### What the exercise asks
Images are to be left out when the records below are printed word for word.

### Stored records
◆ ◆ ◆ ◆ ◆

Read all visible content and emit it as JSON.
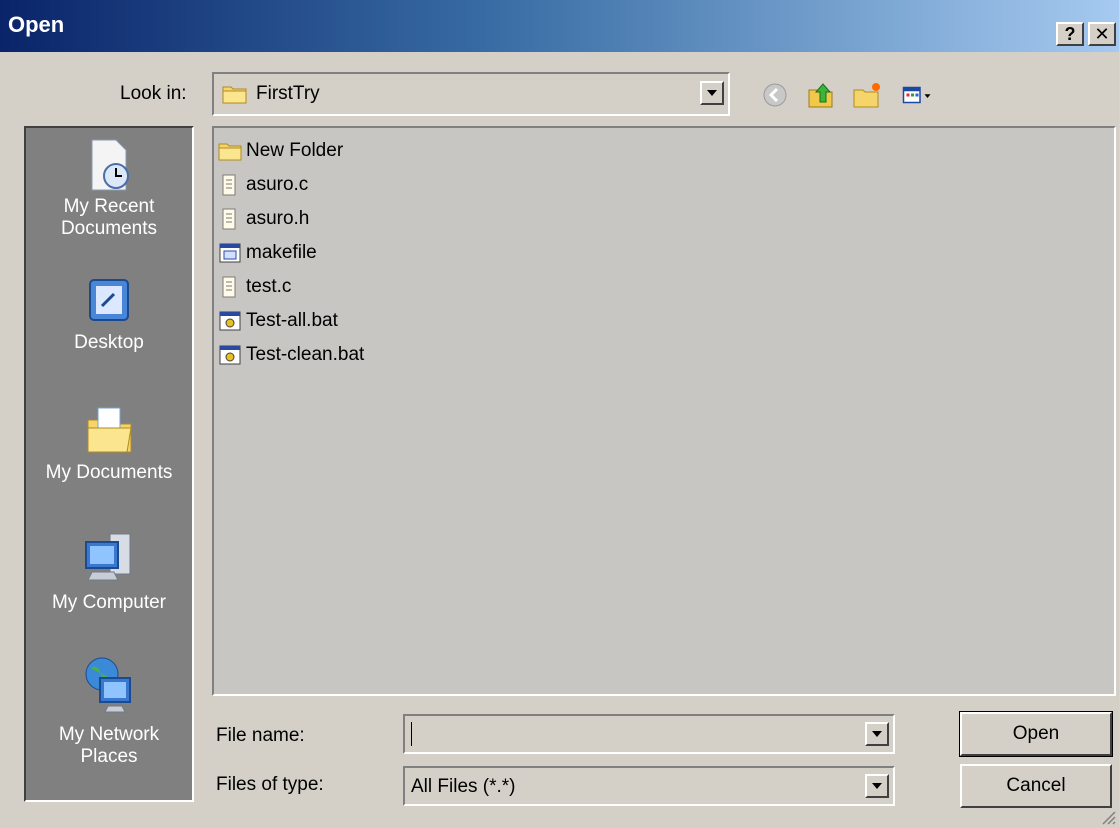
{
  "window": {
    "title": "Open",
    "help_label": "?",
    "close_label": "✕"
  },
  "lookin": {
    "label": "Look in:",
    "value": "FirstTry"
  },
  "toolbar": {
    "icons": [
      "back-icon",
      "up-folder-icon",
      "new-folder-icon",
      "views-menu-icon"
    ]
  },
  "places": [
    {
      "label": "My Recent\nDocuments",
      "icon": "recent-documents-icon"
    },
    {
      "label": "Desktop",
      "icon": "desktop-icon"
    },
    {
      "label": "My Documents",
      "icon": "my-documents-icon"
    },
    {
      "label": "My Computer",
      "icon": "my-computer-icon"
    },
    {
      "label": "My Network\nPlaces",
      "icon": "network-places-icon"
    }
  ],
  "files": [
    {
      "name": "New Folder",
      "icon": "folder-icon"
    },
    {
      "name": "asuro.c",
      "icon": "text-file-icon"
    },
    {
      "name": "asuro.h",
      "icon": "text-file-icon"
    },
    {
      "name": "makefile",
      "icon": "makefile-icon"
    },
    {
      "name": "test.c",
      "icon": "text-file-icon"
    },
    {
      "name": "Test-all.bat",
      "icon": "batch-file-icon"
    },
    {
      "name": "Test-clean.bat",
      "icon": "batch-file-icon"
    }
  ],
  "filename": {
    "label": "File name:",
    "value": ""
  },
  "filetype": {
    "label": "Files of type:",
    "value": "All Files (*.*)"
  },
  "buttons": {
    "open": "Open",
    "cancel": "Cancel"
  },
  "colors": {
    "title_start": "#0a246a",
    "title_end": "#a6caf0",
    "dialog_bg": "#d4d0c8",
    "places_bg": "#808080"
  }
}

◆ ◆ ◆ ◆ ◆

### Answer to this task
Read all visible content and emit it as JSON.
{
  "window": {
    "title": "Open",
    "help_label": "?",
    "close_label": "✕"
  },
  "lookin": {
    "label": "Look in:",
    "value": "FirstTry"
  },
  "toolbar": {
    "icons": [
      "back-icon",
      "up-folder-icon",
      "new-folder-icon",
      "views-menu-icon"
    ]
  },
  "places": [
    {
      "label": "My Recent\nDocuments",
      "icon": "recent-documents-icon"
    },
    {
      "label": "Desktop",
      "icon": "desktop-icon"
    },
    {
      "label": "My Documents",
      "icon": "my-documents-icon"
    },
    {
      "label": "My Computer",
      "icon": "my-computer-icon"
    },
    {
      "label": "My Network\nPlaces",
      "icon": "network-places-icon"
    }
  ],
  "files": [
    {
      "name": "New Folder",
      "icon": "folder-icon"
    },
    {
      "name": "asuro.c",
      "icon": "text-file-icon"
    },
    {
      "name": "asuro.h",
      "icon": "text-file-icon"
    },
    {
      "name": "makefile",
      "icon": "makefile-icon"
    },
    {
      "name": "test.c",
      "icon": "text-file-icon"
    },
    {
      "name": "Test-all.bat",
      "icon": "batch-file-icon"
    },
    {
      "name": "Test-clean.bat",
      "icon": "batch-file-icon"
    }
  ],
  "filename": {
    "label": "File name:",
    "value": ""
  },
  "filetype": {
    "label": "Files of type:",
    "value": "All Files (*.*)"
  },
  "buttons": {
    "open": "Open",
    "cancel": "Cancel"
  },
  "colors": {
    "title_start": "#0a246a",
    "title_end": "#a6caf0",
    "dialog_bg": "#d4d0c8",
    "places_bg": "#808080"
  }
}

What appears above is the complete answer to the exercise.